Supplied information START

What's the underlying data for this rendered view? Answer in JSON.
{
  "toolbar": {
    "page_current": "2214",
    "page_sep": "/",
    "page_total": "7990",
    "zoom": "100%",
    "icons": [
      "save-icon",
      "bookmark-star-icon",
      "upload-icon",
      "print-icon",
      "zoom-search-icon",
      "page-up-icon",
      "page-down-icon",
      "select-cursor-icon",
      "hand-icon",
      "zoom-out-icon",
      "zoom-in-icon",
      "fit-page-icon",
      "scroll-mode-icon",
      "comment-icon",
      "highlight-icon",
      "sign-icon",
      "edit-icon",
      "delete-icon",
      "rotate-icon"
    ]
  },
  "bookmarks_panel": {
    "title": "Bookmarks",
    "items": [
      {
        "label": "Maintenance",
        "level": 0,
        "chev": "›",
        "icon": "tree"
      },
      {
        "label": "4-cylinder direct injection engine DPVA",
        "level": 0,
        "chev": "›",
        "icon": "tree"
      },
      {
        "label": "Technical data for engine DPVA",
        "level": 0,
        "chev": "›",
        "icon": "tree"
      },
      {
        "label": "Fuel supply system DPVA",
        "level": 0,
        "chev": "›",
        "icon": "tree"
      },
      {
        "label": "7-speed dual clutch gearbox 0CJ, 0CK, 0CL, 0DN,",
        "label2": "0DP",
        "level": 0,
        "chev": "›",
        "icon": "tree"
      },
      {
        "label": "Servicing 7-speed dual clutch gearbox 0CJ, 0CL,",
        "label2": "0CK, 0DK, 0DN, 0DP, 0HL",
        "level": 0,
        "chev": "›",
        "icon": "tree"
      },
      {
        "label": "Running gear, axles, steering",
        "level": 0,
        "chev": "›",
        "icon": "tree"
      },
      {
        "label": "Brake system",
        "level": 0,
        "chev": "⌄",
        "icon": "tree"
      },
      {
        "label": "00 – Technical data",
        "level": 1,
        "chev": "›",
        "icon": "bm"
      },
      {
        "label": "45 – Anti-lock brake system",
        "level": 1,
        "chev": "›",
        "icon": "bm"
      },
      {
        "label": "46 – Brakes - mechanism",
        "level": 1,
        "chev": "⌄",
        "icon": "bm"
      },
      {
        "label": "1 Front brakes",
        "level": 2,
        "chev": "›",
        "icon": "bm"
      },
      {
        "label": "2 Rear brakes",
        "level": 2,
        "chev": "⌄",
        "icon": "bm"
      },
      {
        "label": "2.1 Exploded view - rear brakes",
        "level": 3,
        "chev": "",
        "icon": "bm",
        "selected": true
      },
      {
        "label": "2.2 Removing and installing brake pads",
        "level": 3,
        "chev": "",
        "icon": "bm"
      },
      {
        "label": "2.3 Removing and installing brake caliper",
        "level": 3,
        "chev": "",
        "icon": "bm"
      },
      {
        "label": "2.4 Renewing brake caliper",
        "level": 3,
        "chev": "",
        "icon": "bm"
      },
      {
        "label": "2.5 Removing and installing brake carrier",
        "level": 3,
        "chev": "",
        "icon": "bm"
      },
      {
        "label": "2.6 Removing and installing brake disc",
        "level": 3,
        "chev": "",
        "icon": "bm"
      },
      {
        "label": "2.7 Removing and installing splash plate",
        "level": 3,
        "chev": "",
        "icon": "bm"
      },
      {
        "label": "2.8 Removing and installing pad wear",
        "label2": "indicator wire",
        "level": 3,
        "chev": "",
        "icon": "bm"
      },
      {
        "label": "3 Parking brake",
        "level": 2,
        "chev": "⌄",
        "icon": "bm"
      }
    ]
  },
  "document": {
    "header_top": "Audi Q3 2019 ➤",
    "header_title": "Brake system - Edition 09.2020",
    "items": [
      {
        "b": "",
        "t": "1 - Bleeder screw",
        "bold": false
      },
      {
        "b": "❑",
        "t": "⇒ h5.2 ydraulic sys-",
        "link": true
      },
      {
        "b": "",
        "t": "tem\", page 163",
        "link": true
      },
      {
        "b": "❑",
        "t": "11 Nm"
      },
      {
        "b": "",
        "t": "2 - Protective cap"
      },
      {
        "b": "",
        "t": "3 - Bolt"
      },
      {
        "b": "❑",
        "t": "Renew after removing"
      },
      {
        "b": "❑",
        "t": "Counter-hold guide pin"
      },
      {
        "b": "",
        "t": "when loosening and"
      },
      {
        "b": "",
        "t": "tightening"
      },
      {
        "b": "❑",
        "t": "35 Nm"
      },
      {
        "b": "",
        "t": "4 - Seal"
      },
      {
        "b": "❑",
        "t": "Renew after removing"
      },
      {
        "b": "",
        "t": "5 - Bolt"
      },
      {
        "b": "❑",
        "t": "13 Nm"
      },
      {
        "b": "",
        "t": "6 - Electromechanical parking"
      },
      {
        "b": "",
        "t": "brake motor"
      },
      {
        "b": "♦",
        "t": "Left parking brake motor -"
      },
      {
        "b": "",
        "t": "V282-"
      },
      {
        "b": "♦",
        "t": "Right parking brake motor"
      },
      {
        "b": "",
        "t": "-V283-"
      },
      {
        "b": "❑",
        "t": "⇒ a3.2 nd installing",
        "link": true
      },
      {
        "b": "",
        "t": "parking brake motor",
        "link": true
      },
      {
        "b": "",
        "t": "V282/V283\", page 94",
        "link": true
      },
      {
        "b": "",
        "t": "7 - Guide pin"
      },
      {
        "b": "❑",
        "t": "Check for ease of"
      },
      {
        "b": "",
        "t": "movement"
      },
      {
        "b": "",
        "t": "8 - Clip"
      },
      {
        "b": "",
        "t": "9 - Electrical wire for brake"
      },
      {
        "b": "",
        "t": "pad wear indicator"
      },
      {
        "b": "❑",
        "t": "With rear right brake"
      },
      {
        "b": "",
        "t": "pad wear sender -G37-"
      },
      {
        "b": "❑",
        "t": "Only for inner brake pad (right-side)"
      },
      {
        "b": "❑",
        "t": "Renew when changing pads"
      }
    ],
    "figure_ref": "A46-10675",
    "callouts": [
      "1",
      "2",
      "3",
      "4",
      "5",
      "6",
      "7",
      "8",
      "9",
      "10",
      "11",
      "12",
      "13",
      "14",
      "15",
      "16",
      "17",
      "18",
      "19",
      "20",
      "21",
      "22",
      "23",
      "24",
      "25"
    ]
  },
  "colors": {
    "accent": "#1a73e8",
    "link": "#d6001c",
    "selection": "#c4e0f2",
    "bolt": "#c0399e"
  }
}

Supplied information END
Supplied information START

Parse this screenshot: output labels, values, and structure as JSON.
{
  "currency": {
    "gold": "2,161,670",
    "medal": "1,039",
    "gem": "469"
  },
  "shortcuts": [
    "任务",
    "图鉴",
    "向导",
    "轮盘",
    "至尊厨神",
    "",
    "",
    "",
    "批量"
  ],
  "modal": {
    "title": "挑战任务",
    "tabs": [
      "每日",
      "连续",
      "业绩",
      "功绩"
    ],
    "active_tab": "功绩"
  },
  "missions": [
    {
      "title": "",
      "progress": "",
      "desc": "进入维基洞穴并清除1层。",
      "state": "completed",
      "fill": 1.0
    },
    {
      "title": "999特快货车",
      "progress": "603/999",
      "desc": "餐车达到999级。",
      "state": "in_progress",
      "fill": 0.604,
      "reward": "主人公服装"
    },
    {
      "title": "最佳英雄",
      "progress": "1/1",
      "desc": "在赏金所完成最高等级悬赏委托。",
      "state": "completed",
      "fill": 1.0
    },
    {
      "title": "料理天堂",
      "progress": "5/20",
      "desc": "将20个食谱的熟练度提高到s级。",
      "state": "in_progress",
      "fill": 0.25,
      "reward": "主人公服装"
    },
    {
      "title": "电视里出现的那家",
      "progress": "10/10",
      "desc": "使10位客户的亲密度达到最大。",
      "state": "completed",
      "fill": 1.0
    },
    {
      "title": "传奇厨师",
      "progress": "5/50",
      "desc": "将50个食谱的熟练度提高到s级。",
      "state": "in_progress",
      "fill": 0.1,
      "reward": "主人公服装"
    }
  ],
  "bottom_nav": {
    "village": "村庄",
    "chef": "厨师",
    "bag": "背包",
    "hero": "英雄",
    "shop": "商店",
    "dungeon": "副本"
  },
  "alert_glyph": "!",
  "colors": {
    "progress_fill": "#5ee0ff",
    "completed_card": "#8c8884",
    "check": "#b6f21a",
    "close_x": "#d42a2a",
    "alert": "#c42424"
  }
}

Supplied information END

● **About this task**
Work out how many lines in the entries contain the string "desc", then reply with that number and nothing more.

● **Exercise result**
6